Located practically in the middle of nowhere is an impressive looking industrial warehouse with its own garden. Inside it – Amass – the super hyped restaurant by chef Matt Orlando, formerly of the three-starred and two starred Michelin restaurants Le Bernardin, Le Manoir, The Fat Duck and Per Se. Orlando also spent quite some time in Noma’s kitchen and at 2013 decided to leave and open his own place.
Walking into Amass you can’t help but stop to take in the space. You’re faced with a huge hangar, complete with high ceiling, large windows and concrete walls covered with impressive graffiti art. The atmosphere is light and informal – as the staff invites you to hang your coat yourself in a repurposed industrial elevator to the background music of light hip hop. The hall reverberates all the sounds coming from the kitchen, giving the place feeling of hustle and bustle. Even though the restaurant space is huge, tables are placed quite close to each other so you don’t end up feeling too lost in the large hall.
Refshaleøen, the island in which Amass is located used to be a huge shipyard. The years of industrial work left the soil too polluted to support housing. Quite surprisingly, Amass chose the very same ground to develop a garden which provides the variety of plants, fruits and vegetables served on its menu daily.
There are 2 options for lunch – 6 dishes for 650 kr. / $95 / 367₪ and 4 dishes for 395 kr. / $58 / 223₪. We chose the lighter menu.
The meal started with a dish of Borlotti Bean, Charred Chilies, Nasturtium and Smoke Fish. It was an amazing start. A complex blend of textures and seasoning.
The Fermented Potato Bread Amass makes is one of the most unique and delicious bread I’ve had. It has some interesting qualities: very heavy in weight but soft and yet it felt airy like a pancake. Together with the refreshing condiment of Roasted Kale & Kelp Paste it is a true delicacy. This dish was inspired by the traditional Norwegian bread called lefse – a flat and thin grilled potato-based bread. The Amass version is much thicker and highlights the fermentation process. If you’re not intimidated by baking, the recipe is available for you to try here.
The main dish served was Lamb Belly, Unripe Apple, Swiss Chard, Almond milk and Parsley Oil. The succulent lamb, oriental flavors, and hinted spiciness were delightful to our tastebuds.
For dessert we received Corn ice cream, Licorice honeycomb Crumbles and Preserved Wild Berries. Apparently, corn ice cream is very popular these days in Copenhagen. We had corn ice cream as a dessert in three separate restaurants. In Höst for example, it was served with caramelized popcorn, raspberries and yogurt. The most brilliant thing about Amass’ corn ice cream dish? the honeycomb crumbles!
A small surprise as we neared the end of our lunch – Roasted Tea Leaf Ash Marshmallow and Coffee Grinds Flatbread. The interesting bit about this dish is that it’s comprised of “leftover” ingredients from other dishes. A bold showcase for Amass’ philosophy to leave no waste behind. The restaurant believes in a holistic approach to food which prioritizes the environment, uses mostly organic and free of pesticides food, reduce wastes and saves water.

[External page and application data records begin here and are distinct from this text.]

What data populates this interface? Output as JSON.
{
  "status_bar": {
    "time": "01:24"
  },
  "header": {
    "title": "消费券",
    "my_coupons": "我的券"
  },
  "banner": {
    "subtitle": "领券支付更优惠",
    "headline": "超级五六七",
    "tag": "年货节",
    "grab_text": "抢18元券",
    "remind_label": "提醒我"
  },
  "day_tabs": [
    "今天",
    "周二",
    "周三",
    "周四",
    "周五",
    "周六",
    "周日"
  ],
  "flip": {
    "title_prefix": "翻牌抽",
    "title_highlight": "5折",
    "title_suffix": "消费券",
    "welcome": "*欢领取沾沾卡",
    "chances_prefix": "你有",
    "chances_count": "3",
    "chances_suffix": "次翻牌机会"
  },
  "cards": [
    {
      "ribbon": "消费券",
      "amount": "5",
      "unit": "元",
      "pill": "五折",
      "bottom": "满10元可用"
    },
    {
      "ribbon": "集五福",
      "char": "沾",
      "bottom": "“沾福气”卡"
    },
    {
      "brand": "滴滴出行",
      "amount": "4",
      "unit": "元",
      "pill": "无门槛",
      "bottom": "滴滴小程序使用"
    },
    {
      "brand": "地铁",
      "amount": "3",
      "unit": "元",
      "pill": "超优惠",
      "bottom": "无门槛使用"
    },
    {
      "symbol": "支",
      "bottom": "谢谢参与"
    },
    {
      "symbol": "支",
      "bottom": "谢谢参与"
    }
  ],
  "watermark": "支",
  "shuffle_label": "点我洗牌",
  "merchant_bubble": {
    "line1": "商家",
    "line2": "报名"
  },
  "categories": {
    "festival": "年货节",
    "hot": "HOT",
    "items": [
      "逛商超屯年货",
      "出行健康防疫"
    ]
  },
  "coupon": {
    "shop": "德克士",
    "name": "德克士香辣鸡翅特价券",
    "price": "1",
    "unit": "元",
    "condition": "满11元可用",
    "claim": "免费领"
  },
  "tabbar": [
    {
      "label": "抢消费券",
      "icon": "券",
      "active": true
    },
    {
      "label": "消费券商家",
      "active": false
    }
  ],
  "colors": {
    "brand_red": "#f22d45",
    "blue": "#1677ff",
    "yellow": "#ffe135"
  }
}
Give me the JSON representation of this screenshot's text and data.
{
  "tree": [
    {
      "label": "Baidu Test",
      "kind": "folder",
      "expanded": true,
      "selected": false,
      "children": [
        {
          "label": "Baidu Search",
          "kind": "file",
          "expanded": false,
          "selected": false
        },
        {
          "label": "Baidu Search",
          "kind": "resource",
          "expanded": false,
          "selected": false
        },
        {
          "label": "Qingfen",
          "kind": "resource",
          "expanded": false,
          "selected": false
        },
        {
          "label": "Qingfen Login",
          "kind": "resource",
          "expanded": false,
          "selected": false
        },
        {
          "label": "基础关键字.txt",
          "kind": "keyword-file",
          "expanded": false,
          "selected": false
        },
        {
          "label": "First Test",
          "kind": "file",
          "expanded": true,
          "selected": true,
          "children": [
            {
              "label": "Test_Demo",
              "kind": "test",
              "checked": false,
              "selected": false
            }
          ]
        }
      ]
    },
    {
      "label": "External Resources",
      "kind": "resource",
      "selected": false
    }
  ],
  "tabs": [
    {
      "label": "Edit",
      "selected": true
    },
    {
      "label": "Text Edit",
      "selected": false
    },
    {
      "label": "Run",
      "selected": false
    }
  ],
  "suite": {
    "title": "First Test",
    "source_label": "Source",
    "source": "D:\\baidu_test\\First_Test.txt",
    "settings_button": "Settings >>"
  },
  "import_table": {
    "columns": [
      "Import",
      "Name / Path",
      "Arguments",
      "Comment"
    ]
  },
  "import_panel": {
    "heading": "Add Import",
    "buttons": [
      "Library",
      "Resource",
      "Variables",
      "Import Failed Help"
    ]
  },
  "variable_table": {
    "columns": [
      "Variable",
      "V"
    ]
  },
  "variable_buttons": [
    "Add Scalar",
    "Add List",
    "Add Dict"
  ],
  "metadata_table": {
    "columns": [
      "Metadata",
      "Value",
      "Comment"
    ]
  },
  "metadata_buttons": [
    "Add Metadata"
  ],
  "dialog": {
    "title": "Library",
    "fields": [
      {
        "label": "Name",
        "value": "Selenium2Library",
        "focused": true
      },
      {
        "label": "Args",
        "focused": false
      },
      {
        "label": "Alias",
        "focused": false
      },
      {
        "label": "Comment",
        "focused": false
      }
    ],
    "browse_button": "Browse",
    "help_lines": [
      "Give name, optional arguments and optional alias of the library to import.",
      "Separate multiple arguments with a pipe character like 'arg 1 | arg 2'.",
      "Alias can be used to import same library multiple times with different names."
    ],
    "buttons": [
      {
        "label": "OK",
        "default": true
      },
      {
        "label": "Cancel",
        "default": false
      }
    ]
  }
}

To end this fabulous meal we were served a steaming hot Sage Cake and Strawberry Jam. The uber soft and fluffy cake was simply amazing. Just look at these bold colors!
Right before heading our way (in a ship-bus, no less!) we received a to-go snack. Another dish resulting from Amass’ effort to cut down on food waste. We each got a bag of potato chips made from scraps of breadmaking. And the bag? made of cornstarch. It was the perfect snack for the boat ride back to the center of Copenhagen.
Even though Amass is located quite far from the center of Copenhagen, I would suggest to make an effort and visit. We had a great meal and a lovely time there. You can get here with a regular bus (Line 37 stops right at the front door) but we honestly recommend taking the boat bus, which makes regular stops across the canal for a more scenic experience that’s unique to Copenhagen.